“They compete on a level playing field because the terms are always the same,” says Gehres. “Everyone’s equal.”
Purchasing and closing dates for regular real estate transactions can stretch for months at time, delayed for a variety of reasons. Auctions eliminate that part of the process and essentially create fair competition for a known item for a specific amount of time.
“Farmland and real estate auctions are ideal for sellers who want the sale to happen on their own terms and schedule,” says Johnny Klemme, a salutatorian from the Reppert Auction School (the top auctioneer school in the country) and NAA member. “We set the sale date, we set the terms and select the type of auction that provides the most value to the seller.”
There is also a level of transparency since purchase prices are negotiated during the event and once it is agreed upon by all parties – as in the highest bidder has won – that purchase is completed the same day, providing real-time response to bids. There are no extras that must occur after the sale like inspections or contingencies.
“The terms of sale are known upfront,” says Klemme. “And you close on the deal within 30 days or less.” Buyers have the opportunity to do inspections or visit open houses on their own terms ahead of the sale and know what they are buying beforehand. This both speeds up the process and gives more transparency, clarity and confidence.
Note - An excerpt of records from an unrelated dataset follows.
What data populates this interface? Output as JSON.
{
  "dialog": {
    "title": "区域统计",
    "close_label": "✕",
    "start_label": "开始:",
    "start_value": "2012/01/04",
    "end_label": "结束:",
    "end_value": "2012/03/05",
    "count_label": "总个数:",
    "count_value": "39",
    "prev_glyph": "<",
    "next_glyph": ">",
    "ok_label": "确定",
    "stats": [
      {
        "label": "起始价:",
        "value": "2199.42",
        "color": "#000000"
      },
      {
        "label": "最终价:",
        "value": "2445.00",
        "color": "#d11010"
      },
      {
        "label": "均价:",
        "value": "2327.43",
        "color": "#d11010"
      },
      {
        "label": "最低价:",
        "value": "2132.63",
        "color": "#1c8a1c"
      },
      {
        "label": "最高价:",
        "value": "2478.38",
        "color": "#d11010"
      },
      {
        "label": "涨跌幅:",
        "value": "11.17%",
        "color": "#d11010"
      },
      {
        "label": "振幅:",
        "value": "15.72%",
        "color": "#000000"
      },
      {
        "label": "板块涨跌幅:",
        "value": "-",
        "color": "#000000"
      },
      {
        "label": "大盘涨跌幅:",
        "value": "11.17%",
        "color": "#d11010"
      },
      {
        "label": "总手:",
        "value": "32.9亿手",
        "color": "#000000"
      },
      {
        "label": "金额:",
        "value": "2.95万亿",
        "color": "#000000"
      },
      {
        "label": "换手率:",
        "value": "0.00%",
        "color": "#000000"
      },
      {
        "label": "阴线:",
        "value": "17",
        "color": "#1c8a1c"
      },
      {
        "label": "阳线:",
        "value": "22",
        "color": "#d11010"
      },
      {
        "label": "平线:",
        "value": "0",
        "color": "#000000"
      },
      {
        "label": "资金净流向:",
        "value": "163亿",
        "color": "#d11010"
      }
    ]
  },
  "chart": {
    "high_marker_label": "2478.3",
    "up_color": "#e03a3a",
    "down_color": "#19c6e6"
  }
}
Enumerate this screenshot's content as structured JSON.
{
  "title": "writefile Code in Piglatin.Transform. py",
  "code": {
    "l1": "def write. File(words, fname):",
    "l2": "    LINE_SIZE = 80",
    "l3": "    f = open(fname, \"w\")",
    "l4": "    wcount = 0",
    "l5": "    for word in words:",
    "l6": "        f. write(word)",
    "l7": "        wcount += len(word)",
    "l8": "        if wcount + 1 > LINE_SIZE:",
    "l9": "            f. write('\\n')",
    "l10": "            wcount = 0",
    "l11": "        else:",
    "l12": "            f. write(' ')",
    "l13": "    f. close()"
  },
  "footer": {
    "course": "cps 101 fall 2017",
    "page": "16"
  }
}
So, what makes an auctioneer, well, good?
Experience, says Gehres, who points out that anyone can learn the auctioneer’s chant; however, knowing how to use that chant to actually move the merchandise at the prices the seller wants can take several years to learn – even if you complete the auctioneer coursework at one of the many reputable schools and pass the certificate test. Many states even require auctioneers to complete an apprenticeship before going off on their own.
Understanding how to read a crowd not only benefits the sellers (and buyers!), but also showcases an auctioneer’s abilities and helps to establish the credibility necessary to build trust and clientele.
There’s also an unspoken rule that you typically don’t sell the best item or asset first.
“Everything that you’re going to sell, you want to lay out like a bell curve,” says Gehres. “You’re going to build up to a crescendo of value and then go down the backside.”
Time is also something to keep in mind – a switch from the olden days of an auction being a day-long affair.
“In the 80s and 90s, it was very common to be there for breakfast, lunch and maybe even dinner,” says Gehres.
An experienced auctioneer also understands how certain auction items may be paired together even if that’s not how they’re originally advertised. For example, if someone is bidding on the farmhouse, often, they’ll also want the appliances and other miscellaneous items that could otherwise be sold separately.
For those who are driven to become auctioneers, a lot of that has to do with an overall enjoyment of what auctions are and the benefit to local communities.
“I’ve been around farm auctions my entire life and enjoy the process, energy and results (whether that’s selling or buying),” says Klemme. “Most importantly, for our clients, is that the auction method – whether it’s sealed bid, live auctions or online auctions – helps us provide a better level of service and client satisfaction for buyers and sellers.
“For our clients, selling land is often a once-in-a-lifetime transaction, selling farmland or real estate at auction is the best way to have certainty, transparency and truly maximize the value.”
Call or Text